A third U.S. Bitcoin futures exchange-traded fund entered the market -- just as demand has dropped off.
What was expected to be a wave of U.S. exchange-traded funds tied to Bitcoin futures has all but dried up -- for now -- after off-the-charts demand for the first one rattled Wall Street’s all-important middlemen.
Cathie Wood’s flagship fund is still underwater for the year, even as its top holding soars to an all-time high.
Just days after launch, the first U.S. Bitcoin futures exchange-traded fund risks becoming too popular for its own good.
They may not realize it, but the Sussexes just joined one of the hottest trends on Wall Street.
It’s taken just a few short months for stagflation to go from hobgoblin of cranks to a full-blown Wall Street obsession.
After vaulting up the ranks of the U.S. exchange-traded fund leaderboard, Ark Investment Management is starting to slip.
Amid the deluge of headlines in the past few days about congressional proposals to boost taxes on companies and the wealthy is one that would affect regular investors -- and potentially alter the entire U.S. fund landscape.
Dimensional Fund Advisors converted two more of its equity mutual funds into exchange-traded vehicles, further boosting the quant giant’s heft in the $6.8 trillion arena.
It’s everywhere. At the White House. In consumer data. On earnings calls: Anxiety that inflation is about to gut the economy. Two places it isn’t are the stock and bond markets, where investors have taken Jerome Powell’s “transitory” mantra to heart.
The reflation trade that hammered bonds, drove stock gauges to repeated records and re-energized long dormant value shares this year is in rapid retreat.
A new exchange-traded fund from Ross Gerber is all-in on the once-unsavory parts of society.
When the Federal Reserve last met at the end of April, Chairman Jerome Powell acknowledged that markets “are a bit frothy.” Now, some of that excess appears to exiting -- particularly if you discount the daily gyrations in meme stocks.
Dimensional Fund Advisors just became one of the biggest players in the $6.5 trillion exchange-traded fund arena.

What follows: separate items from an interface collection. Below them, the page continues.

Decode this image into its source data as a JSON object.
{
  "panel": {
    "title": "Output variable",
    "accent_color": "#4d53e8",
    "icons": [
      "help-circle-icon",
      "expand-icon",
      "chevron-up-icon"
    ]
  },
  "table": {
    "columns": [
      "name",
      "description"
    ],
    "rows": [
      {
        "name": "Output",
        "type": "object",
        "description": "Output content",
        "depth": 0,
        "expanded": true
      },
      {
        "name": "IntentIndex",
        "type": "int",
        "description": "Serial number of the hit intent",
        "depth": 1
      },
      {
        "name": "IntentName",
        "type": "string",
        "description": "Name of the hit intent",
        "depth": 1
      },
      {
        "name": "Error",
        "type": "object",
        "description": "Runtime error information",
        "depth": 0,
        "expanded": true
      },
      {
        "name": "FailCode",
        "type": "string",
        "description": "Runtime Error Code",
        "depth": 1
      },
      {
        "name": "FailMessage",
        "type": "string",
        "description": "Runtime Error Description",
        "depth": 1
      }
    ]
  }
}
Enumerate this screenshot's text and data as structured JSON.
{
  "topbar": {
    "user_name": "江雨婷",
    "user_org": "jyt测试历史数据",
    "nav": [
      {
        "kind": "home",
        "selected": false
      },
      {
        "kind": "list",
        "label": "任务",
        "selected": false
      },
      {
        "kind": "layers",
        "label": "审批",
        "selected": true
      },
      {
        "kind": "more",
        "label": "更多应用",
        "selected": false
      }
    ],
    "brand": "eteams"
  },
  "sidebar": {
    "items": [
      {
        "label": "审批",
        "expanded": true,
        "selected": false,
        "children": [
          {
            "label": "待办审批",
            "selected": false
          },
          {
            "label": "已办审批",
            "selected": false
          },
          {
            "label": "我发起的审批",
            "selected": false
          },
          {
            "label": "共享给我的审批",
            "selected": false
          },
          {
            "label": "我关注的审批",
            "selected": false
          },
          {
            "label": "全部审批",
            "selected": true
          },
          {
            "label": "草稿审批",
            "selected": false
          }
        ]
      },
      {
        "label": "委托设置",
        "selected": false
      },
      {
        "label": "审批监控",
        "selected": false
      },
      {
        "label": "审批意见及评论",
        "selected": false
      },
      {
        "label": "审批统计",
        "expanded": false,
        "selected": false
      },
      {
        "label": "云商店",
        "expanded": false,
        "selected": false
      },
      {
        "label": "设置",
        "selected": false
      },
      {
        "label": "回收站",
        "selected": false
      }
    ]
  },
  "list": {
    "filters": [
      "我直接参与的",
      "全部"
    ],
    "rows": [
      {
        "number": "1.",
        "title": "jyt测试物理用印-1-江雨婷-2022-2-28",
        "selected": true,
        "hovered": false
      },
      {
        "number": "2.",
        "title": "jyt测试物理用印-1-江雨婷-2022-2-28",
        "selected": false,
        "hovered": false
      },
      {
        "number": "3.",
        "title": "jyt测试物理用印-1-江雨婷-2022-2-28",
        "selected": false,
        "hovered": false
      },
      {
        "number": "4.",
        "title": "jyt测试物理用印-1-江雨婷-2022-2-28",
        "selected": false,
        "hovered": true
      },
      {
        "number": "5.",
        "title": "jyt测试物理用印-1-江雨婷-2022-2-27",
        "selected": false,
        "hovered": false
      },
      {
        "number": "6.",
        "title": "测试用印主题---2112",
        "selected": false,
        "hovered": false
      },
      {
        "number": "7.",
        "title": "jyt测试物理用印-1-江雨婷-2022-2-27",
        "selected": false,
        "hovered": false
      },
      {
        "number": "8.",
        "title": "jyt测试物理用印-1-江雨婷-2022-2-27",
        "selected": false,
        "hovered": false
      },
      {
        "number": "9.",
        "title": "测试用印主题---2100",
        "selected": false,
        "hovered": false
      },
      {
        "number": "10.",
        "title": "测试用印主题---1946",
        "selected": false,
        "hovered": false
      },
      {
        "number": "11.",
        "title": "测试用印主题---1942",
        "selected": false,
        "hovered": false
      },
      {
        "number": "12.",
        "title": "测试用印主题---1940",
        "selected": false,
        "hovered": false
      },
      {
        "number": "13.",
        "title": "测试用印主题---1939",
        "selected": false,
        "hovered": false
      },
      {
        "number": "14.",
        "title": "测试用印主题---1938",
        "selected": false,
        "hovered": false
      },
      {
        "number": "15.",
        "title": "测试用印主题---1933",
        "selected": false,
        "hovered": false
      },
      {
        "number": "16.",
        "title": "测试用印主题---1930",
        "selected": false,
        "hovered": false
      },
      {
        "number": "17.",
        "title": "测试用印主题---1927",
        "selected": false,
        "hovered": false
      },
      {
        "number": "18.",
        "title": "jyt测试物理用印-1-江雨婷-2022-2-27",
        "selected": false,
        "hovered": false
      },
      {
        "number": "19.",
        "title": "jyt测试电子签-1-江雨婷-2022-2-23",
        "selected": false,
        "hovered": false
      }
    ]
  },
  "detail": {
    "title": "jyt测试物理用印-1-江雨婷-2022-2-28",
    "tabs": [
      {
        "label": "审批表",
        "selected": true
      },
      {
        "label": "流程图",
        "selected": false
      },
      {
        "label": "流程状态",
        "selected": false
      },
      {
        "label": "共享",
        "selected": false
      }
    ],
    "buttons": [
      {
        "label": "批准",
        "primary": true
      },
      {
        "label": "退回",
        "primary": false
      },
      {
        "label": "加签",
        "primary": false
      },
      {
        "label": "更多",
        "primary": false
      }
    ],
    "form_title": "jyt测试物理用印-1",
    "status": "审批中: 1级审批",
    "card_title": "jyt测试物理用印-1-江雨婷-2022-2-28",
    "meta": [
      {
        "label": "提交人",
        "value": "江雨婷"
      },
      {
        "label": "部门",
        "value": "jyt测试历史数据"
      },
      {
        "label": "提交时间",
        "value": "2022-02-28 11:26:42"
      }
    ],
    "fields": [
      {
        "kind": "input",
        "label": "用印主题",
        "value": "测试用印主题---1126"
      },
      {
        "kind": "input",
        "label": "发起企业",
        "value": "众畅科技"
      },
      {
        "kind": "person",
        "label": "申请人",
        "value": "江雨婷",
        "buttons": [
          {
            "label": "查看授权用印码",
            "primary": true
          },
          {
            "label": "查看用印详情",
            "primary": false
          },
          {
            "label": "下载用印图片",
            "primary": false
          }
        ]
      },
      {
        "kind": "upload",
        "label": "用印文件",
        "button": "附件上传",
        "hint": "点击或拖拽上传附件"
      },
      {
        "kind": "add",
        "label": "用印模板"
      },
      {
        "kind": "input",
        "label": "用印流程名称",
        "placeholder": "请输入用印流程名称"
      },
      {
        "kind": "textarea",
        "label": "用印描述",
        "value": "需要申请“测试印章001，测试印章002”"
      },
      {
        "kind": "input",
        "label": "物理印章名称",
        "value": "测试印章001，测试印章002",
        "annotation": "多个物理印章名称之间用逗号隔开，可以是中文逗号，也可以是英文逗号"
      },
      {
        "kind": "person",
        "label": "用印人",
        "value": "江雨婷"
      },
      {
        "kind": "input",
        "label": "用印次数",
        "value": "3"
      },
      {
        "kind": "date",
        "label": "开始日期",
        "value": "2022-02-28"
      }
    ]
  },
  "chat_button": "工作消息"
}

With investors anxious to hear the Federal Reserve’s latest take on inflation after last week’s hot reading, certain corners of the market are already simmering down.
Amid Bitcoin’s decline this week, eagle-eyed chart-watchers noticed an ominous-sounding technical breach could be at hand: the coin is approaching a bearish pattern known as a death cross.
ETF traders are increasingly wary of the corporate bond market as inflation anxiety boils over.
The highest-flying tech names are getting no help from one of the sector’s usual lifelines amid a fierce selloff that’s showing few signs of slowing.
Wall Street got its stimulus. Now it’s hearing about the bill.
After a blowout 2020 for corporate debt, exchange-traded fund investors are quickly souring on those bonds.
Quantitative investment firm Dimensional Fund Advisors is already making waves in the $5.9 trillion exchange-traded fund market.
Investors awash in optimism have bid up equities to their best start of the year relative to bonds in almost a decade.